The American Nurses Association (ANA), a long-time partner with INS, has designated 2018 the Year of Advocacy. As part of this initiative, ANA is asking all nurses “to exercise their influence to shape and bring about change #BedsideandBeyond.”1 Nurses, who make up the largest group of health care professionals in the country, and whose profession was recently ranked the most “honest and ethical” for the 16th year in a row,2 are in a unique position to achieve that goal.
As infusion nurses, we are committed to the highest level of care for the public—our patients—from newborns to the elderly, in all practice settings. Advocating for patients has been a core component of INS' mission since its inception,3 just as INCC, our sister organization, has advocated for the importance of the CRNI® credential and the “role certified nurses play in promoting optimal health outcomes.”4

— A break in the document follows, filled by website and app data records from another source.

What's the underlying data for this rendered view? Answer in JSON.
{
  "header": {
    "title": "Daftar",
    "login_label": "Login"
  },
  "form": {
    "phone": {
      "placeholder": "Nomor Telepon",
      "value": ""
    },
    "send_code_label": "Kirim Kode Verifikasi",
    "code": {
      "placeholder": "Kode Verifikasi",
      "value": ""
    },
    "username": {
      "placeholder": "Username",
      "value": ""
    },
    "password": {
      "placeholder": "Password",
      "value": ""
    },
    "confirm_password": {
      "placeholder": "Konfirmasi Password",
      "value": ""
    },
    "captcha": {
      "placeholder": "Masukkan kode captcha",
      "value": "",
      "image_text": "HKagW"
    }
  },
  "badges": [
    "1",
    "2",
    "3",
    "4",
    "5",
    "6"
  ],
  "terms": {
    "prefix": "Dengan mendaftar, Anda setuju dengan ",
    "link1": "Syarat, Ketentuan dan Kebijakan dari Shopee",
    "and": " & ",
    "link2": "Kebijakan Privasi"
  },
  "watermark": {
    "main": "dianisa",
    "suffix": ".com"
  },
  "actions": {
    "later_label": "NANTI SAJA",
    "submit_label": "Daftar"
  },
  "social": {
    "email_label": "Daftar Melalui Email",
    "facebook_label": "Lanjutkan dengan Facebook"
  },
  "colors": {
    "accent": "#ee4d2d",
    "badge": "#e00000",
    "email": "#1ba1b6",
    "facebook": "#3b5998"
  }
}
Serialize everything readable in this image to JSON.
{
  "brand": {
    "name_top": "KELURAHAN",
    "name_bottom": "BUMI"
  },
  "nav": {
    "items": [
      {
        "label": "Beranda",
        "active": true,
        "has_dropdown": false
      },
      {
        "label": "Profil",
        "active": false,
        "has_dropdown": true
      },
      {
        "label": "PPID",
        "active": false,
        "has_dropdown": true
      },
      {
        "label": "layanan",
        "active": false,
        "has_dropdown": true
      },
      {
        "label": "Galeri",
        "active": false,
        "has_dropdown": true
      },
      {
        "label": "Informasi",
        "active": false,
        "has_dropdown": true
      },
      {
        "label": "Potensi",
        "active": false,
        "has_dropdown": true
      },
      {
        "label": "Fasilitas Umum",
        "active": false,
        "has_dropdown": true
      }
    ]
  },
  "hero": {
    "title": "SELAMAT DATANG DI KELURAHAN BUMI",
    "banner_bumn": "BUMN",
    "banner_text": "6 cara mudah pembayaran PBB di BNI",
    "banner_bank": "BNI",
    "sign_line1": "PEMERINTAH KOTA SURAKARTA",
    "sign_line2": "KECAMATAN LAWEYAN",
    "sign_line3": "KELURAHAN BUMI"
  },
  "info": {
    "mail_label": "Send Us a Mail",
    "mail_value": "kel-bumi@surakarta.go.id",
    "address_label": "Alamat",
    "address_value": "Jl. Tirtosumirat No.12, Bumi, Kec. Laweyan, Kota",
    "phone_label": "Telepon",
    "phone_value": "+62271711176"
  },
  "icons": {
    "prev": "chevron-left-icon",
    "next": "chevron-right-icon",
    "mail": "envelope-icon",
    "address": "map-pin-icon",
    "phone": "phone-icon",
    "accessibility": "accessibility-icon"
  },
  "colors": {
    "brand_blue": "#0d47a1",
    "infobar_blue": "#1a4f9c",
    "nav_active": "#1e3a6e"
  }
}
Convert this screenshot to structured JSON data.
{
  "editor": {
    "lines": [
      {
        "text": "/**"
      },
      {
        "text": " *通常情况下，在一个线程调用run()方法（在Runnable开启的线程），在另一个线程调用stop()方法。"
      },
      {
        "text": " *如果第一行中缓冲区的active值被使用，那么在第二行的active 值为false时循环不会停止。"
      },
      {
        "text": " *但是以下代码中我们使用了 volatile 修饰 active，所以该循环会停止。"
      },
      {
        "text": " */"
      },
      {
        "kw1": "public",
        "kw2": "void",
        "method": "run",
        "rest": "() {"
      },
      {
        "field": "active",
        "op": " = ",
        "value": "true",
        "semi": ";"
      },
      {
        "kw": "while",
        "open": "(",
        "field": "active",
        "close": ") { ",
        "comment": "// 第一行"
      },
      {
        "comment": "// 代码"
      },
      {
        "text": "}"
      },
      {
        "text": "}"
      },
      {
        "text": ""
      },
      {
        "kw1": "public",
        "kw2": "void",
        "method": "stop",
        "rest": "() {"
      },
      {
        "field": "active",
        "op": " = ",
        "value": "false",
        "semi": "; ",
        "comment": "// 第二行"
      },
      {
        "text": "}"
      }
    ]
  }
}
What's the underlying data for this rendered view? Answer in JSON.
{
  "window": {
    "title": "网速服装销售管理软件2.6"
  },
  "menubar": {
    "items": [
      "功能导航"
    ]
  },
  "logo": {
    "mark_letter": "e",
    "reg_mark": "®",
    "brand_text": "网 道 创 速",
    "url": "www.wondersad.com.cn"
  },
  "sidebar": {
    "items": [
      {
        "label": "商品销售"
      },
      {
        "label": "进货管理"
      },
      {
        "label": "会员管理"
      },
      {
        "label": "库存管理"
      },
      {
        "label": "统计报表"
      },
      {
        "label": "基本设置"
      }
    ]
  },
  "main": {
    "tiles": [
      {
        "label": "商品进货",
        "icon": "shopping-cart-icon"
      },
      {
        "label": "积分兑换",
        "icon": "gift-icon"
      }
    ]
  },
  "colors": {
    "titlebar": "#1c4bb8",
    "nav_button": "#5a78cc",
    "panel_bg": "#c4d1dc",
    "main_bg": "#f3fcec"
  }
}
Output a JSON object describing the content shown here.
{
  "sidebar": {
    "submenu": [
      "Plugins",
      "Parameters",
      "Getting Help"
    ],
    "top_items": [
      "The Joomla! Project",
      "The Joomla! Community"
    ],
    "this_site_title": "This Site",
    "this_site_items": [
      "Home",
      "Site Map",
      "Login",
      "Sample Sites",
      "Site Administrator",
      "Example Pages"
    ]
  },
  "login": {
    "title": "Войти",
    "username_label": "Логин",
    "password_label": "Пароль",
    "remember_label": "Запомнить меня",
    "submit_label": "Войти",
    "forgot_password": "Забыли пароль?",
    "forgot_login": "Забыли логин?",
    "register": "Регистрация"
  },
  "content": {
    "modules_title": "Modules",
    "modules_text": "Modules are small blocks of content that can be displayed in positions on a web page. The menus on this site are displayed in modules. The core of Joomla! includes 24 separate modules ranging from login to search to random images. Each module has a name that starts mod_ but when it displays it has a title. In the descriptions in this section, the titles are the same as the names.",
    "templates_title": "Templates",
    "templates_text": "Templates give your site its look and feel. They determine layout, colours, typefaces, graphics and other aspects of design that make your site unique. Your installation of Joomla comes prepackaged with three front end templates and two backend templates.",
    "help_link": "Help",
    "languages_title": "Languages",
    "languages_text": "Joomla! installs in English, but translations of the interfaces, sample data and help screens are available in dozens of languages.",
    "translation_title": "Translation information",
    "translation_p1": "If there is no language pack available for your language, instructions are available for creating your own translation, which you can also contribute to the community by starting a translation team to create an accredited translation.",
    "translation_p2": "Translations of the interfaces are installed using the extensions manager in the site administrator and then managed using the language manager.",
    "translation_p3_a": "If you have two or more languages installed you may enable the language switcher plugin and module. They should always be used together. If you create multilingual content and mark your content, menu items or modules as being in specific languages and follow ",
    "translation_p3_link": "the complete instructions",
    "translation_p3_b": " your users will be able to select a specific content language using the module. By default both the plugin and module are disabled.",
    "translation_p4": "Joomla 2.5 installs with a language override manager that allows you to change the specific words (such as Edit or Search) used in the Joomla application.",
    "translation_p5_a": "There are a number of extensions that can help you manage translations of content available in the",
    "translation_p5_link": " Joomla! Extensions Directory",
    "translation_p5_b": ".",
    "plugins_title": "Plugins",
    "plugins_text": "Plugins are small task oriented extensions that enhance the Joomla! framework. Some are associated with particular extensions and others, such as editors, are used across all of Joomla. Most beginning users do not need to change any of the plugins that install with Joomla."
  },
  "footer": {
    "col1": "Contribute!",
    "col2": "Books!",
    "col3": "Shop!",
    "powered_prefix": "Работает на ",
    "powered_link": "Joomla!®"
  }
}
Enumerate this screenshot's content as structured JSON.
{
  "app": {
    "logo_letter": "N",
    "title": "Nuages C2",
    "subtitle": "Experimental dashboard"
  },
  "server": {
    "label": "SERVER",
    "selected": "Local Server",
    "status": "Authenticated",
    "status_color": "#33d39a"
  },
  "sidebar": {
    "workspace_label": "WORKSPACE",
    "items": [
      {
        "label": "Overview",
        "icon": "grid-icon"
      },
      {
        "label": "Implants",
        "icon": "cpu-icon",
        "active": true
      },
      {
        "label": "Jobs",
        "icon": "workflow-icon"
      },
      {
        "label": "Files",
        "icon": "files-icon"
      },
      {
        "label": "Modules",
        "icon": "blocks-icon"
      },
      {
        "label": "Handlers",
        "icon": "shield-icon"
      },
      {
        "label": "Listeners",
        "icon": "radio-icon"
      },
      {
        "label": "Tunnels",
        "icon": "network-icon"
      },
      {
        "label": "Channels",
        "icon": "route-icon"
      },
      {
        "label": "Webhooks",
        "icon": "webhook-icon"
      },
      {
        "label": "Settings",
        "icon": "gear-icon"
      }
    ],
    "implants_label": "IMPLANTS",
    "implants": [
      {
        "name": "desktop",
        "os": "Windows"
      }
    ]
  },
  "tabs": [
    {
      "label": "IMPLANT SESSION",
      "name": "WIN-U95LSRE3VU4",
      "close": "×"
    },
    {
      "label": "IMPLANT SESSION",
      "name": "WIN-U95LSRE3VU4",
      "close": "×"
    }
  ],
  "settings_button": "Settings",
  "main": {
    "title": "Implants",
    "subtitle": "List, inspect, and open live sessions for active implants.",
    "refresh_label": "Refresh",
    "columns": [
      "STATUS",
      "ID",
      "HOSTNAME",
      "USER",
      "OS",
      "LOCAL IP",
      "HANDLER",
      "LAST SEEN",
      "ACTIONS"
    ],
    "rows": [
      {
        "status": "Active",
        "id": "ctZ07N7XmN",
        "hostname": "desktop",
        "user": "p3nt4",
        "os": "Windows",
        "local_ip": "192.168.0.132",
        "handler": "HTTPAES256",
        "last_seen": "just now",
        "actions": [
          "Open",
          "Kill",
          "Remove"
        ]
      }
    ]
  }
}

While advocating on behalf of our patients, INS is also committed to supporting infusion nurses by developing an array of resources that provide a framework for safe infusion practices. They include the Infusion Therapy Standards of Practice, the Policies and Procedures series, and the Clinical Competency Validation Program, which has been developed for clinicians who want to validate their infusion nursing skills in acute care and alternative settings. INS also offers a vast catalog of online educational resources in our LEARNING CENTER. Visit www.learningcenter.ins1.org and choose from webinars, position papers, podcasts, community discussions, virtual infusion education, and more.
Among the critical issues for the nursing profession is the fact that nurses are “historically underrepresented on hospital and other boards where major health care decisions are made.”5 ANA and INS are members of the Nurses on Boards Coalition, which was formed when national organizations came together to launch a nationwide effort to help ensure that at least 10 000 nurses are on boards by 2020.6 Their efforts seek to increase awareness that “all boards would benefit from the unique perspectives of nurses to achieve the goals of improved health, and efficient and heath care systems at the local, state, and national level.”6
Just as we advocate for the care of our patients, nurses must also show support for our colleagues. In this issue, authors Linda A. Treiber, PhD, MSN, RN, and Jackie H. Jones, EdD, MSN, RN, look at how adverse events during patient treatment can result in distress and professional suffering for the nurse involved. Their article, Making an Infusion Error: The Second Victims of Infusion Therapy-Related Medication Errors, focuses on recent nursing graduates who are coping with the effects of “second victim syndrome.” While the opportunity for errors exists throughout the health care system, organization leaders, as well as peers, must be vigilant in providing relevant training and support for colleagues who have been involved in an adverse event, especially one that has resulted in patient harm.
National Nurses Week will be observed May 6-12, 2018. Let's all take time to recognize and celebrate the daily contributions all nurses make to improve the health of their patients and the communities in which they provide care. Their advocacy efforts do make a difference.
1. American Nurses Association. National Nurses Week 2018. Published February 1, 2018. Accessed February 9, 2018.